The company's shares fell $8.08 as of 11 a.m. ET Tuesday after a weak earnings report, theoretically costing the Oracle of Omaha about $640 million.
He is also IBM's largest shareholder, with almost 20 million more shares than the next-biggest investor.
To be sure, Buffett takes a very long view, and he added to his IBM holdings earlier this year. As recently as May, he said he expected to make "considerable" money on IBM over the long term.
But it's also not the first time IBM has cost Berkshire a lot of money on a bad quarter.
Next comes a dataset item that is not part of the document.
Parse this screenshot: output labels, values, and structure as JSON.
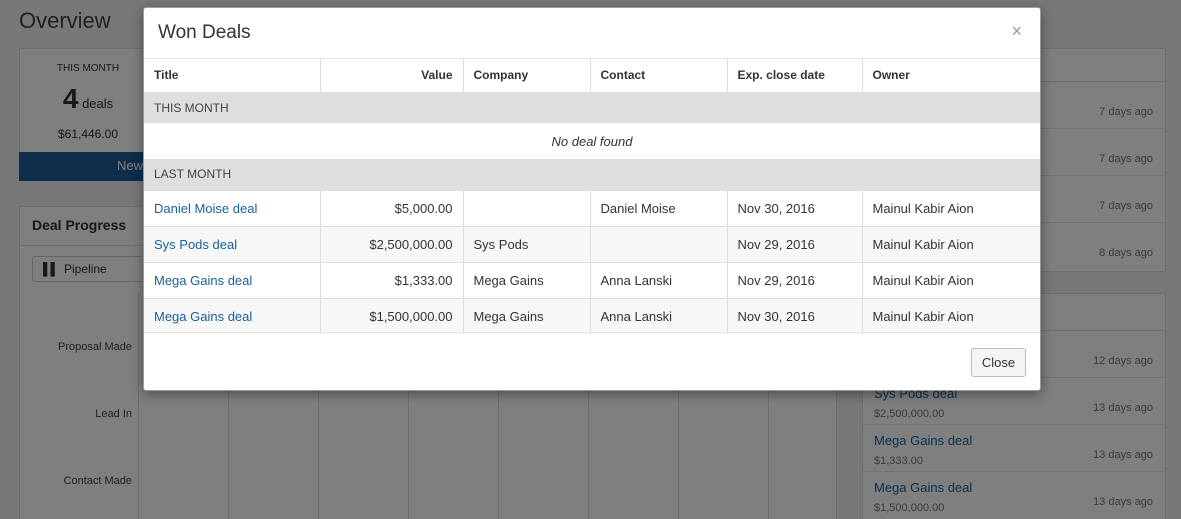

Last October, IBM's sharp drop after earnings wiped just over $1 billion off Berkshire's books. This past July, another IBM weak quarter cost him more than $700 million the next day.
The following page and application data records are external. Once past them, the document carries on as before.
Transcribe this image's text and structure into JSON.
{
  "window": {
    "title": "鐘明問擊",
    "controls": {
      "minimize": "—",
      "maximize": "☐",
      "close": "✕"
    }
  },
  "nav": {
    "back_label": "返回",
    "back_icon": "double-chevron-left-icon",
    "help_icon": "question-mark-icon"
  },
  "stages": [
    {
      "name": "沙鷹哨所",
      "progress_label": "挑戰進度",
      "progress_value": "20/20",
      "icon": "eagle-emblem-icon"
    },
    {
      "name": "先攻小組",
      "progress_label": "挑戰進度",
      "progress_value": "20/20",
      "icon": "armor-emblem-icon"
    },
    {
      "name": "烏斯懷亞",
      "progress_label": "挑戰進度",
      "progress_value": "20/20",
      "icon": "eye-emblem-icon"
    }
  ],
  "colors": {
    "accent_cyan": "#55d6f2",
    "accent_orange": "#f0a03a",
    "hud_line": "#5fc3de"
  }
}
IBM said Monday it had beaten analysts' earnings estimates, but missed revenue expectations for its third quarter.
The tech giant reported earnings of $3.34 per share on $19.28 billion in revenue. Analysts had expected IBM to report earnings of about $3.30 a share on $19.62 billion in revenue, according to a consensus estimate from Thomson Reuters.
"EPS is affected by the value of the dollars you earn overseas which just aren't as strong," Ariel Investments' Charlie Bobrinskoy told CNBC. "We've got weakness in Asia, we've got some weakness in parts of Europe. So I think IBM's a perfect example. We're very long term bullish on it but I think it's going to be a very choppy quarter."
—CNBC's Everett Rosenfeld contributed to this report